▶ _Task description_:
Show all the lines in the data below that include the word "cross".

[Website and app data records]
# # # # #
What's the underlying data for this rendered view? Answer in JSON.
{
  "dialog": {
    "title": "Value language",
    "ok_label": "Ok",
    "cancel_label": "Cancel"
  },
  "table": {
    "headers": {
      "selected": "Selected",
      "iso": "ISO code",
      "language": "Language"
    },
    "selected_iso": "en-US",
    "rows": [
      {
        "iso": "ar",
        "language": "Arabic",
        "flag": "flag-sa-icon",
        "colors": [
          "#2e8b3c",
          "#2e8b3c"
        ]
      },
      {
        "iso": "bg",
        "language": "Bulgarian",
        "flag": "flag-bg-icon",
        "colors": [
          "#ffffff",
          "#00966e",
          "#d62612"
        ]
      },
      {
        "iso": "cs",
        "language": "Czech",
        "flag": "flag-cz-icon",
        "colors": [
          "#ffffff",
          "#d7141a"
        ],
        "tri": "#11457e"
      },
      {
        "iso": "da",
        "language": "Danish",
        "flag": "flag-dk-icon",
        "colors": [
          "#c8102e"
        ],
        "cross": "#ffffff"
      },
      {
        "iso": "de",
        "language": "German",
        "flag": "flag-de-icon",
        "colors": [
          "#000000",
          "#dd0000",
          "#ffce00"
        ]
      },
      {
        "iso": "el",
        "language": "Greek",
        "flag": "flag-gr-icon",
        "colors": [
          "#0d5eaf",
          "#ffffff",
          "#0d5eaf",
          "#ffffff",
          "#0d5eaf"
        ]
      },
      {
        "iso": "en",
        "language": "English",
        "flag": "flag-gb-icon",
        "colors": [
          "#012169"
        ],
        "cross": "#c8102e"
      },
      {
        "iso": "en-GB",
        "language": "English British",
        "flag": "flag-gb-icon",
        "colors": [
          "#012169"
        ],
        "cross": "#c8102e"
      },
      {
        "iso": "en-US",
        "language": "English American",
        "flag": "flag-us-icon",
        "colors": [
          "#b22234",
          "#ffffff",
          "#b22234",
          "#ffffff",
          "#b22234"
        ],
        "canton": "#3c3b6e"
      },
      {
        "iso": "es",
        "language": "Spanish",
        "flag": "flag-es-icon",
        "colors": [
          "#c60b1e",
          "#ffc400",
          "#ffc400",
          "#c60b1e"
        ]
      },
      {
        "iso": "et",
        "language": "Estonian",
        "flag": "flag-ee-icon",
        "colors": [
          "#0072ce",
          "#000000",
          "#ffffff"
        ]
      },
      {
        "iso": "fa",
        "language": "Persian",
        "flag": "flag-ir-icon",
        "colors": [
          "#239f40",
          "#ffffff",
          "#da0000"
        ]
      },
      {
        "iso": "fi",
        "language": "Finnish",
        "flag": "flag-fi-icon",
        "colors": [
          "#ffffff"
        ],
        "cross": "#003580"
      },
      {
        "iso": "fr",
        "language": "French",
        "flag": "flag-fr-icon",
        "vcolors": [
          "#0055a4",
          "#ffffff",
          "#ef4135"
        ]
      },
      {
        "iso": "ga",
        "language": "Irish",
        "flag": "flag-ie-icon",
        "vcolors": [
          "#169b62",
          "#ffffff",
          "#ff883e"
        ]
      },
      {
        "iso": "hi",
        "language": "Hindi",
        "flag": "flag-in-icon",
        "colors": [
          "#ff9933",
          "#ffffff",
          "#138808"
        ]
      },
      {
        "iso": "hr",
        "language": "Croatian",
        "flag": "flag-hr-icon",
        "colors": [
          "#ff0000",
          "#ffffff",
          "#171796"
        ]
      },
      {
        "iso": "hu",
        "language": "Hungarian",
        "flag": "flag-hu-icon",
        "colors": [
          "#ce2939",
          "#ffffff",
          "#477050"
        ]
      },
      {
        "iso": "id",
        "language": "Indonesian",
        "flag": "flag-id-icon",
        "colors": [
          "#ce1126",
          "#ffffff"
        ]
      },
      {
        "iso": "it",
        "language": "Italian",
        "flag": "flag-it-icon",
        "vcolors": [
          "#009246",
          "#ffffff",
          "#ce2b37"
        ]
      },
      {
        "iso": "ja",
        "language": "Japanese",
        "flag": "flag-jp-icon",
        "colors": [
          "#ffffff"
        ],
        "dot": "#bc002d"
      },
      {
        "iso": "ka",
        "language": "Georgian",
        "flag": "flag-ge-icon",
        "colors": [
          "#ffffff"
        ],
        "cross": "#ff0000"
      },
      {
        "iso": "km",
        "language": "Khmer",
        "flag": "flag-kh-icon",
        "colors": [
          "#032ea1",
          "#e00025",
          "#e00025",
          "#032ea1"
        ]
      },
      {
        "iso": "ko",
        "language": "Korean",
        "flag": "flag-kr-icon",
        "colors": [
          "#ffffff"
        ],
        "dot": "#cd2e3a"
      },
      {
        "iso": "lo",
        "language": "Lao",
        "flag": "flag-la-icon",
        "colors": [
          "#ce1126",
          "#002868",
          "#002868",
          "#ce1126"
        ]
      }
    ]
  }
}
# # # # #
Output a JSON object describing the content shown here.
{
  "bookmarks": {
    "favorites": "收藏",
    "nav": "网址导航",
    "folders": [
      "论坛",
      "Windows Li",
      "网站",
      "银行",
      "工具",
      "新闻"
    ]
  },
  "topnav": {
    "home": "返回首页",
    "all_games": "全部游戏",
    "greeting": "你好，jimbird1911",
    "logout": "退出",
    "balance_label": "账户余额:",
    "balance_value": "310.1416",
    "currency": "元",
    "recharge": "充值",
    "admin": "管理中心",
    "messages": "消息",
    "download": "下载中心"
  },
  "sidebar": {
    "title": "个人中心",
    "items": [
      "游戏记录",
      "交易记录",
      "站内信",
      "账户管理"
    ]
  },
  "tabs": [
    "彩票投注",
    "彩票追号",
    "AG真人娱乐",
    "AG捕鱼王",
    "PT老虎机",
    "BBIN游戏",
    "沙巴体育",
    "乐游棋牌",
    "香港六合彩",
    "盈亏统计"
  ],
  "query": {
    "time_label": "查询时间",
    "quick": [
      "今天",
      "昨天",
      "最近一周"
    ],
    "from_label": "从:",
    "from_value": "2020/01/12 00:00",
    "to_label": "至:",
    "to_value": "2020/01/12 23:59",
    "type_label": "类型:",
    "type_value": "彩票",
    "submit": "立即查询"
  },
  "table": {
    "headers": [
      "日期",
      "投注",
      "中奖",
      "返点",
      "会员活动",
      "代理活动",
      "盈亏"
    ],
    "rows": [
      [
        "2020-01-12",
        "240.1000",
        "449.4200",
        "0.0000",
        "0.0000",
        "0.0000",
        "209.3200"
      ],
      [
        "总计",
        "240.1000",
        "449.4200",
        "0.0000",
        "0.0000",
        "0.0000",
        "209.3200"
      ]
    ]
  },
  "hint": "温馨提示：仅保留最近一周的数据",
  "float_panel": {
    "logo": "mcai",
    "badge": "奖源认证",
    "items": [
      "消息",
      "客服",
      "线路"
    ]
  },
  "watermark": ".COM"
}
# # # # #
▶ _Answer space_:
        "cross": "#ffffff"
        "cross": "#c8102e"
        "cross": "#c8102e"
        "cross": "#003580"
        "cross": "#ff0000"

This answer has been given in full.